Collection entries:
══════════════════════════════

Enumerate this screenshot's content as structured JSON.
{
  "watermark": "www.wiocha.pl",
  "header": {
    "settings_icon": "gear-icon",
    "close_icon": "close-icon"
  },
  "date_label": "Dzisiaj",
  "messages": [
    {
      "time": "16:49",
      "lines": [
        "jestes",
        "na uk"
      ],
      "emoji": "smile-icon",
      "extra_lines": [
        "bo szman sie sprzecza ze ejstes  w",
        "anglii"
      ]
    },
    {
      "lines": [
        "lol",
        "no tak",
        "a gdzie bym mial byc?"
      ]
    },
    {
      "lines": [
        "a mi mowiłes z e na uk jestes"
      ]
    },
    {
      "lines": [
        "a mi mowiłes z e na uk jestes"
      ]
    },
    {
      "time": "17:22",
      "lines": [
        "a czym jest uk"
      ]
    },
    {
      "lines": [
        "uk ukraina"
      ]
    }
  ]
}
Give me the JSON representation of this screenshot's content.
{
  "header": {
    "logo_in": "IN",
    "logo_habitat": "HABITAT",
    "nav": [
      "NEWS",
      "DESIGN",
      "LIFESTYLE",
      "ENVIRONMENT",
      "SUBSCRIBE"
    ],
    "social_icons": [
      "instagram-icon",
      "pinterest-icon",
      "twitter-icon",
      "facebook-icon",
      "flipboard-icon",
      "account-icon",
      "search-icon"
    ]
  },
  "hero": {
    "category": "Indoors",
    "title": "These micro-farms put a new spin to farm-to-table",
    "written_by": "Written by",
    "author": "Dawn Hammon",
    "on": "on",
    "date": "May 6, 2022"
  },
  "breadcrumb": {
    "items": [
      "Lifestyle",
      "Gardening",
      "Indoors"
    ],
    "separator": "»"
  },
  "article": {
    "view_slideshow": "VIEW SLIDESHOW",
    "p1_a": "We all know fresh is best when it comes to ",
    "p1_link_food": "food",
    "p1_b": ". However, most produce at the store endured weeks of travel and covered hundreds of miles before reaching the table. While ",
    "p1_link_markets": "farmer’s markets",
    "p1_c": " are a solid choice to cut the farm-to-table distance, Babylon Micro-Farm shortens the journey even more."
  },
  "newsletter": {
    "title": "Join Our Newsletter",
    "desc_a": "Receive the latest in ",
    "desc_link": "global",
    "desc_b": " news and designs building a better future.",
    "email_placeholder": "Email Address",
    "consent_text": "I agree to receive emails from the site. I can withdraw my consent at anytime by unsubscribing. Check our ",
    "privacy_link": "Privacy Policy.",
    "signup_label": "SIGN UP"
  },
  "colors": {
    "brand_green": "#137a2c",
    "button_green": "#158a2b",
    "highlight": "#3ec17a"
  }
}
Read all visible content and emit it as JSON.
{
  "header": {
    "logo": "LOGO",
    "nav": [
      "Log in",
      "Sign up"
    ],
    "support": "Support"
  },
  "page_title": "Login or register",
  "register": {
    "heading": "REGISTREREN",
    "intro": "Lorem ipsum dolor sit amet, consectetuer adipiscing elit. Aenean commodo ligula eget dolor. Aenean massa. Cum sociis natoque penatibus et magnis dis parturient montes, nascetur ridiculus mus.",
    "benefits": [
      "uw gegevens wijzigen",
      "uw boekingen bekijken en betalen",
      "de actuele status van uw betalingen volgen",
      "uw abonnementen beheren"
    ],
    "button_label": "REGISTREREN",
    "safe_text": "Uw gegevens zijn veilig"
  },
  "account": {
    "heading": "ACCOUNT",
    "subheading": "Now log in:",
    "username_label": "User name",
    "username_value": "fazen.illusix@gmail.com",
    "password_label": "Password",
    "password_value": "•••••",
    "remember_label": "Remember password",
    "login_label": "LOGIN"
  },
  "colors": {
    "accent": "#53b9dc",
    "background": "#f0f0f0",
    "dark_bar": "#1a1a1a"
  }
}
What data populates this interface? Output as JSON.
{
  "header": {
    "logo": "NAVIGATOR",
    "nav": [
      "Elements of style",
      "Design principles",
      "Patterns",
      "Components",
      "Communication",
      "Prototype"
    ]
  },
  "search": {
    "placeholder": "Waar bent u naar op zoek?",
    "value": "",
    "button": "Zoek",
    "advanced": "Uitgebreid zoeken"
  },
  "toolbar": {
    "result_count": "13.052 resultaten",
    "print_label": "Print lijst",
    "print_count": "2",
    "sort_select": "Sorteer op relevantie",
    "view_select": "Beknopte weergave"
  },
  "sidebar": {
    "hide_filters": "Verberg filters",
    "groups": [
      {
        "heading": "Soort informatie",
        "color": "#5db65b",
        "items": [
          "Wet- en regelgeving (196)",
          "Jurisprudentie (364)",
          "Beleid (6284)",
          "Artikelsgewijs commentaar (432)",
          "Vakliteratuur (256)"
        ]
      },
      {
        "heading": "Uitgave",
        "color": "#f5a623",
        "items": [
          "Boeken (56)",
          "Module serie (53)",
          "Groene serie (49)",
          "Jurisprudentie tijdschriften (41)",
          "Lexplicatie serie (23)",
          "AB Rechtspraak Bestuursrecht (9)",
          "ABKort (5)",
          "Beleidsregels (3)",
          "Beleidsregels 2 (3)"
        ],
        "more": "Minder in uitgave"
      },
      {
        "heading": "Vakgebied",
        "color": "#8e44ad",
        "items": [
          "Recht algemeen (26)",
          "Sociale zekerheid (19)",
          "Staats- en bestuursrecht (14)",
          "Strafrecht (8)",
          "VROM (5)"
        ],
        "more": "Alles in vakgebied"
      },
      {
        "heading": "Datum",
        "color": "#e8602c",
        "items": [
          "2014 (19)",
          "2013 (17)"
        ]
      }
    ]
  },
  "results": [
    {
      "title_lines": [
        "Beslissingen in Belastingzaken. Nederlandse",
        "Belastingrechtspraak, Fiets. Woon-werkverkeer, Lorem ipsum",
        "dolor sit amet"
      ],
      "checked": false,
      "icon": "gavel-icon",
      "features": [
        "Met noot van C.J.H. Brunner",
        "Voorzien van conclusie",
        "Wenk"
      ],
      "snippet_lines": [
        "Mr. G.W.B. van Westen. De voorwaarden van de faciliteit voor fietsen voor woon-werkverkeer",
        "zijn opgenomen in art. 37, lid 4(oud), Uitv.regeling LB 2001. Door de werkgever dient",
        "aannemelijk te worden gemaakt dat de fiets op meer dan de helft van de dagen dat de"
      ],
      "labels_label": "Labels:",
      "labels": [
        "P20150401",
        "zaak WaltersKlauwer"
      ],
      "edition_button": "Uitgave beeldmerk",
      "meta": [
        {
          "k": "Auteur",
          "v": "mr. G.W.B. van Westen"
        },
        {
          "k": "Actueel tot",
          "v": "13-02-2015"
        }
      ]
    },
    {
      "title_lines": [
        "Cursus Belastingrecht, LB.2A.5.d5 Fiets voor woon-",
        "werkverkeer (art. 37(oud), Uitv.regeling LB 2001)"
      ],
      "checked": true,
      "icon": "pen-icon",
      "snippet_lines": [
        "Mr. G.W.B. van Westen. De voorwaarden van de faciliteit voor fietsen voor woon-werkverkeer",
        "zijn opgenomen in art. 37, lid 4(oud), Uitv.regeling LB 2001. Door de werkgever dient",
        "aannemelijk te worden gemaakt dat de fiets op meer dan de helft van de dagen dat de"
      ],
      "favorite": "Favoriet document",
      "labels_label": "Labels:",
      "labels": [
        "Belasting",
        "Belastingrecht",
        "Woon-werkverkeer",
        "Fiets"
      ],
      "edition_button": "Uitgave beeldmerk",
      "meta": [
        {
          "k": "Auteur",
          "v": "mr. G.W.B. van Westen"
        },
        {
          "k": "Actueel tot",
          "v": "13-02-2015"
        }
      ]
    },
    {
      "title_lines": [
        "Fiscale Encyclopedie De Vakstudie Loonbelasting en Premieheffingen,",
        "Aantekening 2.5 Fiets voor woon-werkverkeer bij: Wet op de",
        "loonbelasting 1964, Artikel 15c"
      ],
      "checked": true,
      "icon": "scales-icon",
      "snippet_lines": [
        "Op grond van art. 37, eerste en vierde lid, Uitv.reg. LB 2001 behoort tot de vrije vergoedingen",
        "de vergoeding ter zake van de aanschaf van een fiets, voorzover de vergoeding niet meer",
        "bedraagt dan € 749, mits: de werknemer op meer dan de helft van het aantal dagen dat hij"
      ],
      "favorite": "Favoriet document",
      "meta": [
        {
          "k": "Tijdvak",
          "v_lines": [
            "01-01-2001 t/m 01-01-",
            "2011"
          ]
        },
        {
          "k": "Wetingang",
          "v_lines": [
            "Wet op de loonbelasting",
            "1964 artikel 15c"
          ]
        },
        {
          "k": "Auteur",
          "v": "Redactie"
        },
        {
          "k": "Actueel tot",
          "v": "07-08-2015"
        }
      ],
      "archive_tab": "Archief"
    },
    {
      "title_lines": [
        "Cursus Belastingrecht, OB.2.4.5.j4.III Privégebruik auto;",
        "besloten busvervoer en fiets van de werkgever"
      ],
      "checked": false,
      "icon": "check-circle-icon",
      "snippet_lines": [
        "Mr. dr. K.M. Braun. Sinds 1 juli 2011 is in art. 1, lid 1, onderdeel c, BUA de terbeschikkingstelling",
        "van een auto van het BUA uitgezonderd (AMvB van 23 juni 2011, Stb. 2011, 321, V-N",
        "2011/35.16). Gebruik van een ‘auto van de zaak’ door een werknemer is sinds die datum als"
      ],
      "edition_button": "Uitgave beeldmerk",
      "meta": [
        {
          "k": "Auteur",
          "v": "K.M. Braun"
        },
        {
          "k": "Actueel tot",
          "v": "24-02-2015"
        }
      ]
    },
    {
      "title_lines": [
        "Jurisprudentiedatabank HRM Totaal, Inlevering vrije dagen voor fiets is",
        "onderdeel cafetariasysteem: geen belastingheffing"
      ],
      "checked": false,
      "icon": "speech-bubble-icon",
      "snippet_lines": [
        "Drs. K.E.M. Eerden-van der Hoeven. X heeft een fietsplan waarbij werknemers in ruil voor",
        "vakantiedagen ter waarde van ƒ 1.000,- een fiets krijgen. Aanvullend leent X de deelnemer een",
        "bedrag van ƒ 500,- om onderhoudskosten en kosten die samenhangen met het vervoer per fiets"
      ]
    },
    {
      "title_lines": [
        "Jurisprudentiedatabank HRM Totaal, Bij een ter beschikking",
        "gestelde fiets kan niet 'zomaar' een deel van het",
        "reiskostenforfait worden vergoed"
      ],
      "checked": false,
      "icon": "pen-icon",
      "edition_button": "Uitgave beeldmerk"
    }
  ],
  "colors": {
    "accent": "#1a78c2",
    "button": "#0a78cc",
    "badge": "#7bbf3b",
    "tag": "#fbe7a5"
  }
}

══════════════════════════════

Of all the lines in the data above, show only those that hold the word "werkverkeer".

        "Belastingrechtspraak, Fiets. Woon-werkverkeer, Lorem ipsum",
        "Mr. G.W.B. van Westen. De voorwaarden van de faciliteit voor fietsen voor woon-werkverkeer",
        "werkverkeer (art. 37(oud), Uitv.regeling LB 2001)"
        "Mr. G.W.B. van Westen. De voorwaarden van de faciliteit voor fietsen voor woon-werkverkeer",
        "Woon-werkverkeer",
        "Aantekening 2.5 Fiets voor woon-werkverkeer bij: Wet op de",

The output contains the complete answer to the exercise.